You have probably heard of the Quiet Hours feature in Windows 10. In the April 2018 update, Microsoft has enhanced this feature significantly and has given it a new and weird name; Focus Assist is the replacement for Quiet Hours. It works similar to the do not disturb mode you find in smartphones. Using Focus Assist you can silence notifications temporarily. The notifications will still show up in the Action Center, but those sliding pop up boxes which appear next to the notification icon will not be shown when Focus Assist is active.
Focus Assist is probably a more appropriate name for this feature than Quiet Hours. Unlike the do not disturb feature in smartphones, this is something you would typically use when you want to focus on something you are doing on your computer; not when you want to take a break from your computer. There might not be anything quite about what you are doing on your computer when Focus Assist/Quiet Hours is enabled. However, this is a name that gives no hint to users unfamiliar with it as to what the feature does.
Focus Assist improves upon Quiet Hours in two main areas. First, you can turn Focus Assist on or turn off automatically based on a schedule or based on events like playing a game or projecting your display to an external monitor. Second, you can add exceptions to Focus Assist and continue to receive important notifications; it is no longer show all or show nothing.
Cycling through Focus Assist’s modes
Focus Assist has three modes:-
- Alarms Only
- Priority Only
The Priority Only option is one of the key features of Focus Assist, but it becomes really useful only after you have customized Focus Assist’s priority list. I will discuss the priority list in a subsequent section. The Alarms Only option refers to the alarms from the Alarms & Clock app. In order to cycle through these modes, single-click on the Focus Assist icon from the quick actions list in the Action Center.
The label for Focus Assist in Quick Actions changes to Alarms Only or Priority Only when you are in those modes. The moon icon is the same in all the modes.
If the Focus Assist icon is not visible
If Quick Actions is in collapsed mode, the Focus Assist icon might not be visible. Click on the expand button to expand Quick Actions. If Focus Assist still does not show up, it means that it has not been added to Quick Actions. You can add it by going to:
- Start Menu
- Notification & Actions
- Edit your quick actions.
An alternative method to turn Focus Assist on or off
Another way to change the state of Focus Assist is to right-click on the notifications icon at the bottom right of the screen.
Configuring Focus Assist
To go straight to Focus Assist settings, right-click on the Focus Assist icon from quick actions.
You can also access it via:
- Start Menu
- Focus Assist
Configuring Focus Assist’s priority list
In the top section of the Focus Assist window, you can change the current state of Focus Assist. But we have already seen easier ways of doing that. A more interesting option is the option to customize your priority list. The priority list is where we can specify which notifications are allowed to get through when Priority Only mode is active. Clicking on that option opens the priority list window.
Click on the plus button next to Add contacts or Add an app, to add contacts or apps to your priority list. Giving priority to contacts currently seems to work only with Microsoft Apps. If you are using the pinned contacts option, those contacts are already on the priority list by default. You can turn their priority status on or off using the Show notification from pinned contacts on taskbar option.

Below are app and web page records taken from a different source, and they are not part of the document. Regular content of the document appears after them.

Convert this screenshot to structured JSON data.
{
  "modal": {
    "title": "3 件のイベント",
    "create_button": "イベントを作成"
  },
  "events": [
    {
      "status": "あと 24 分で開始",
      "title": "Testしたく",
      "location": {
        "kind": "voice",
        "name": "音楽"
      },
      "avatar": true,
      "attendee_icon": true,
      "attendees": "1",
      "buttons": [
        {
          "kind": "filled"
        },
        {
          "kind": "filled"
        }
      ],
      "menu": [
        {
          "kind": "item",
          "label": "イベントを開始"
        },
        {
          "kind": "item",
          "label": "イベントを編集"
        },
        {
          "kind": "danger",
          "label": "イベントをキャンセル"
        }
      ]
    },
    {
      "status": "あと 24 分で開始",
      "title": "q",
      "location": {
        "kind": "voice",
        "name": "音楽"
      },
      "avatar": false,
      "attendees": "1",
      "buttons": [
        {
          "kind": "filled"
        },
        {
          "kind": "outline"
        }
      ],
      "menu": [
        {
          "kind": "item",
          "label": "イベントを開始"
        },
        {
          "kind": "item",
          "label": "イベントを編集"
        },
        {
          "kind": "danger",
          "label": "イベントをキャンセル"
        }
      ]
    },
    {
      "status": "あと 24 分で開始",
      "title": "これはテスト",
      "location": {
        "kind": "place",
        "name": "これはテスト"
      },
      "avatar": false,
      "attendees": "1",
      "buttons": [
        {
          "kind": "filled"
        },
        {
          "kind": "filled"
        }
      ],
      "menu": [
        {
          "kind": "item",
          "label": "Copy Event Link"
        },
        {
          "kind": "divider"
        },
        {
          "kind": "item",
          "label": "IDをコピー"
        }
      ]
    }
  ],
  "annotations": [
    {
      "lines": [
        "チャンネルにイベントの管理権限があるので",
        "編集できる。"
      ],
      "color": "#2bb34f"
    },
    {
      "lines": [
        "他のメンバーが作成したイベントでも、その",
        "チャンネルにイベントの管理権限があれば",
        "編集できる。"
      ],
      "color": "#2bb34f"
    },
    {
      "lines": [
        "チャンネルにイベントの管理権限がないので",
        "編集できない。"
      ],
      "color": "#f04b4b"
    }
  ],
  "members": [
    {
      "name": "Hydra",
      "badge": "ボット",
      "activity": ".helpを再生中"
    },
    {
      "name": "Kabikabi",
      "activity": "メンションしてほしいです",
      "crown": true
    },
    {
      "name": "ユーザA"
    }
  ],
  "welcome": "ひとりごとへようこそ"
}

If you have linked your phone to Windows, you can put calls and text messages from that phone to the priority list using the Show incoming VoIP calls and calls from a linked phone option and Show incoming text from a linked phone option respectively.
Automatic Rules are the other major improvement which Focus Assist brought, besides the Priority-Only option. They allow you to activate and deactivate Focus Assist based on the occurrence of certain events.
There are four rules available here. To turn the rules on or off click on the on-off toggle. To configure a rule, click on the name or icon for the rule. There is also the option Show me a summary of what I missed while focus assist was on. When Focus Assist is turned off after being enabled for a while, Windows will show you a summary of the notifications you missed while it was on. I personally like this feature, but if you want to turn it off, you can do so here.
There are a couple of options which are common to all the rules. The option you must pay particular attention to is the Focus Level option. This option determines which mode Focus Assist will be set to when it is turned on automatically. Your options are Priority Only and Alarms Only. There is also an option to show a notification in the action center when Focus Assist is turned on automatically
During these times
This option allows you to schedule Focus Assist. You can set the start time and the end time and how often you want the schedule to repeat.
When I’m duplicating my display
When you are duplicating your display, Windows shows alarms only by default. This is an extremely useful feature when you are duplicating the display for a presentation. But you may want to change this setting if you are duplicating your display for private viewing. To disable this feature or to set the mode to priority only, click on the rule and go to the settings screen for the rule.
When I am playing a game
When you are playing a DirectX game in full-screen mode, Windows automatically detects it and enables Focus Assist in priority only mode. The defaults are good for this rule in my opinion. But if you want to disable the feature or set the mode to alarms only; you can do so by clicking on the rule and going to its settings screen.
When using and app in full-screen mode
When you are using an app in full-screen mode, like when watching a video, you may not want to be disturbed by notifications.